IT takes a lot to slow down Mary Baxter, who has lived and taught in the Shoalhaven for 28 years. Not even a brain embolism or a stroke could do it.
Next week she is retiring from St John the Evangelist Catholic High School after what has been an extraordinary journey.
In 2011 Mrs Baxter was gardening when she had a massive brain embolism, which her doctors said could have happened at any time.
While in the intensive care unit she had another stroke, which she laughingly admitted might have been her fault.
“I kept badgering and badgering the nurses to let me out of the bed,” she said.
“They got me sat down in a chair and then…”
It’s this tenacity in the face of adversity that characterises Mary Baxter.
Despite the fact that she nearly died, the teacher spent most of 2012 in rehabilitation and came back for a final year at St John’s.
“She’s an inspiration,” said fellow teacher Nick Garner.
“When I applied for my job I was straight out of school and she took a bit of a gamble on me. She was my mentor.
“She has a fantastic work ethic. She is the kind of teacher I want to be.”
Since 1999 Mrs Baxter has been teaching science at St John’s and in 2003 became the science faculty co-ordinator.
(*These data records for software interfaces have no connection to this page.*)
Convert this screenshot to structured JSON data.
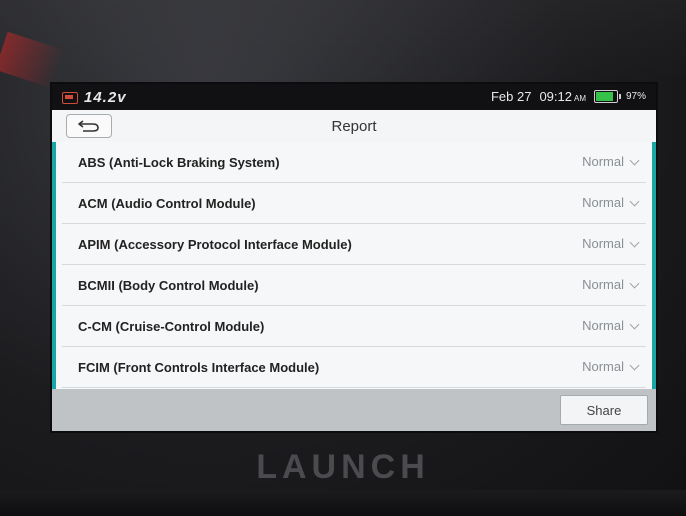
{
  "status_bar": {
    "voltage": "14.2v",
    "date": "Feb 27",
    "time": "09:12",
    "ampm": "AM",
    "battery_percent": "97%",
    "battery_level": 0.97,
    "icons": [
      "vehicle-voltage-icon",
      "battery-icon"
    ],
    "battery_color": "#36c24a"
  },
  "header": {
    "title": "Report",
    "back_icon": "back-arrow-icon"
  },
  "modules": [
    {
      "name": "ABS (Anti-Lock Braking System)",
      "status": "Normal"
    },
    {
      "name": "ACM (Audio Control Module)",
      "status": "Normal"
    },
    {
      "name": "APIM (Accessory Protocol Interface Module)",
      "status": "Normal"
    },
    {
      "name": "BCMII (Body Control Module)",
      "status": "Normal"
    },
    {
      "name": "C-CM (Cruise-Control Module)",
      "status": "Normal"
    },
    {
      "name": "FCIM (Front Controls Interface Module)",
      "status": "Normal"
    }
  ],
  "footer": {
    "share_label": "Share"
  },
  "device": {
    "brand": "LAUNCH"
  },
  "colors": {
    "accent": "#1aa6a6"
  }
}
After the year she took off for rehabilitation she could no longer be co-ordinator but said the school was extraordinarily supportive.
“I couldn’t have gone back to just any school,” she said.
By 2013 all the students at St John’s had laptops and after some extra training, technology helped bridge small gaps in Mrs Baxter’s memory.
“She really challenged herself to learn,” said assistant principal Sandra Hogan.
“I think Mary wanted to leave on her own terms.”
Since January Mrs Baxter has created an interactive biology e-book, with activities and links for students to work through.
“It helps me as well because I can work through it chapter by chapter,” she said.
“My short-term memory isn’t what it was so I have to plan each lesson and have to-do lists and everything.”
When asked why she didn’t retire in 2011 Mrs Baxter said, “This is what I do.
“I think coming back to school has been the best physio I could do, being around the energy of the kids and keeping up with them.”
Mrs Baxter plans to spend her retirement helping her family.
With six grandchildren – and another one due in April – as well as two elderly parents who are still working, she’s sure to stay busy.